Gaius Iulius Caesar
Julius Caesar war born in Rome in 100 BC, and like Pompey he lost his father as young man. Unlike Pompey, Caesar wasn’t a brilliant general right away, but he was incredibly charismatic, smart, and ruthless.
There is a story that, around the age of 22, Caesar was sailing across the Aegean Sea when he was captured by pirates. (This was before Pompey destroyed them all). The pirates knew he was rich, so they demanded a ransom of 20 talents (something like $500,000). Caesar was outraged. “I’m worth at least 50 talents!” he cried, so that’s what the pirates asked for. After the ransom was paid and Caesar was released, he hired a fleet of ships, hunted down the pirates, and had them crucified. He did have their throats cut first, though, so they wouldn’t suffer. In some ways, Caesar was always a nice guy.
Caesar worked his ways slowly through the ranks of Roman politics, following the cursus honorum that Pompey ignored. In 60 BC, when he finally became consul, Pompey asked him to become allies. Pompey had the military muscle, Caesar had the political connections, and a third man, Marcus Lucinius Crassus, the richest man in Rome, had the cash. Together, they made a Triumvirate, or dictatorship of three, sealing their alliance with the marriage of Pompey to Caesar’s daughter.
Pompey wanted to give land to his troops, and Caesar wanted to give land to the poor. (I told you he was a nice guy). To do this, they would have to pass a law seizing land from the rich. The fight was brutal. Literally: People were threatened and bribed and beaten, and a consul had feces thrown on him. In the end the law was passed, but when his consulship was over Caesar quickly left town, afraid that the many rich enemies he had made were going to come after him. He was made general of the Roman armies in Transalpine Gaul (Southern France) and was supposed to stay for five years. He stayed for nine, and by the end he had conquered all of Gaul (France).

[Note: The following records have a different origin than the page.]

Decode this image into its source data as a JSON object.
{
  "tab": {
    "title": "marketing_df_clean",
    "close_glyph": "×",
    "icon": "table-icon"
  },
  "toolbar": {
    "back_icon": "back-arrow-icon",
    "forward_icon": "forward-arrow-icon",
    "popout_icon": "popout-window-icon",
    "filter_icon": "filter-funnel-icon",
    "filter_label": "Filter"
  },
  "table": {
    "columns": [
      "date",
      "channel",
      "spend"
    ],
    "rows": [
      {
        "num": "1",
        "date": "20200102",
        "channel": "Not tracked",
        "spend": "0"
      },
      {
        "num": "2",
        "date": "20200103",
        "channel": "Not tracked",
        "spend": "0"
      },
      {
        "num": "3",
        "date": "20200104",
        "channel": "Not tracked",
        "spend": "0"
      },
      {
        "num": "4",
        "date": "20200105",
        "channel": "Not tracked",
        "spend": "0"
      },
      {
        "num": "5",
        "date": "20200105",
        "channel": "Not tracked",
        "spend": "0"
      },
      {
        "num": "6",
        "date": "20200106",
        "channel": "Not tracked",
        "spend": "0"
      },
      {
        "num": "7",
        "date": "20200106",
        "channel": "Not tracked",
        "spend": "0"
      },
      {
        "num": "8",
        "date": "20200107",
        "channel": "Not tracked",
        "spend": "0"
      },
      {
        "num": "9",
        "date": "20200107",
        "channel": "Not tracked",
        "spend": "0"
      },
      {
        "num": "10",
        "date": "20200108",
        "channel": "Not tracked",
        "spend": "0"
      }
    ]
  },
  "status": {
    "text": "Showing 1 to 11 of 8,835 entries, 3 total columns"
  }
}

After the war in Gaul was over Caesar returned to Italy. There was a law that no general could enter Italy while he still had an army with him, so the Senate warned Caesar to step down before he crossed the Rubicon river, which was the northern border of Italy. Caesar was still afraid of his enemies back in Rome, so he refused, and on the evening of January 10th, 49 BC, Caesar and his army approached the Rubicon river. No one really knows what happened then. He may have stopped and waited, debating with himself; he may have stormed right across the river; he may have seen a vision of an enormous figure playing a flute. Whatever happened, he, together with his army, crossed the river that night. “The die,” Caesar said, “has been rolled.”
After Caesar crossed the Rubicon, everyone knew there was going to be a civil war. The Senate needed a great general to fight for their side. So they turned to a man many of them hated and feared, a man who had totally ignored the laws and customs of the Roman state. They turned to Gnaeus Pompeius Magnus.

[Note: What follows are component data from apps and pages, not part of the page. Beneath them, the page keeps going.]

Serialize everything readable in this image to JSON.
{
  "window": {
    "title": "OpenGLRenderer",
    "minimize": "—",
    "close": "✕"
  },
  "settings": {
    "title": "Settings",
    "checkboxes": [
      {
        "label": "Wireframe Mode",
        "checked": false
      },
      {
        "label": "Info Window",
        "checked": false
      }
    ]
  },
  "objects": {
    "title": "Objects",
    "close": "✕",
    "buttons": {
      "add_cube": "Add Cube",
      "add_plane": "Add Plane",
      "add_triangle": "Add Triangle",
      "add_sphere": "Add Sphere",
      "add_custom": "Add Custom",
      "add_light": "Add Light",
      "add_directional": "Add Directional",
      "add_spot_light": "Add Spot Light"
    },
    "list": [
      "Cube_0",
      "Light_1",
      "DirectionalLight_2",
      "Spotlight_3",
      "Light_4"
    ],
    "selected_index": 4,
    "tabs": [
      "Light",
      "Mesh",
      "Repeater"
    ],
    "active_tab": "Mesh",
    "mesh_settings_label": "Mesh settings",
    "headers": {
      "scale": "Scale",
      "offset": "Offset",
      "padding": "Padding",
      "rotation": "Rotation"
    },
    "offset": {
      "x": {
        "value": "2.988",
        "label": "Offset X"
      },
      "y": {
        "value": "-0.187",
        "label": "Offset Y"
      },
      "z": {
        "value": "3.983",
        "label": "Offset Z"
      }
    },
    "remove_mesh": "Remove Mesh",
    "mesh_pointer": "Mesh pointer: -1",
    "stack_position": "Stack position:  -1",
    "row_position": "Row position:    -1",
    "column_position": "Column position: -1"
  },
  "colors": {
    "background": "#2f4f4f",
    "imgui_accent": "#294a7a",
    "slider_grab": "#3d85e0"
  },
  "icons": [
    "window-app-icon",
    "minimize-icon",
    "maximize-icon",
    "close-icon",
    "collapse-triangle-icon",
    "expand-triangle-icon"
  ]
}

It was inevitable, now: it was going to be war, it was going to be Caesar against Pompey, and it was going to end in victory or in death.

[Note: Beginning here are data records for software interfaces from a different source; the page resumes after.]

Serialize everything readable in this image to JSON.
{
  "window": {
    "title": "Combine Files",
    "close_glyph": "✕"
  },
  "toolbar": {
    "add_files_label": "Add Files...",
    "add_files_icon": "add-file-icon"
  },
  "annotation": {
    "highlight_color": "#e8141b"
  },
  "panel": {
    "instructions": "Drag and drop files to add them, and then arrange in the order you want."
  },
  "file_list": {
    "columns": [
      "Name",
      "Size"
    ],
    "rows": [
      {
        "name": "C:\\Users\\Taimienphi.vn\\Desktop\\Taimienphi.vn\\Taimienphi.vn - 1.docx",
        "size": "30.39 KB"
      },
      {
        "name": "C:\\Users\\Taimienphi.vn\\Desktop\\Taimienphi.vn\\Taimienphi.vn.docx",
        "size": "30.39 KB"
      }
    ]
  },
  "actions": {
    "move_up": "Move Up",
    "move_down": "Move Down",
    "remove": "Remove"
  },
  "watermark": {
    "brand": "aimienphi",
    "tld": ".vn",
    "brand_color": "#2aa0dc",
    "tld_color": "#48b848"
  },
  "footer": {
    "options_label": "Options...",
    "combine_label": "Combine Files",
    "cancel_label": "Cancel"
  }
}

GLOSSARY OF LATIN WORDS AND TERMS
Consul—the chief executive of the Roman state. Sort of like the U.S. President, except that two were elected for one year at a time.
Cursus honorum—the career ladder for Roman politicians. Before you became consul, you had to hold at least three other offices.
Bellum civile—civil war
Optimates—the political party that supported the nobility and the senate
Populares—the political party that supported the plebs or lower classes
Plebs—the lower classes
Triumphus—a triumph, or victory parade for a Roman general
Adulescentulus carnifex—‘teenager butcher’; a nickname that young Pompey earned for his viciousness in battle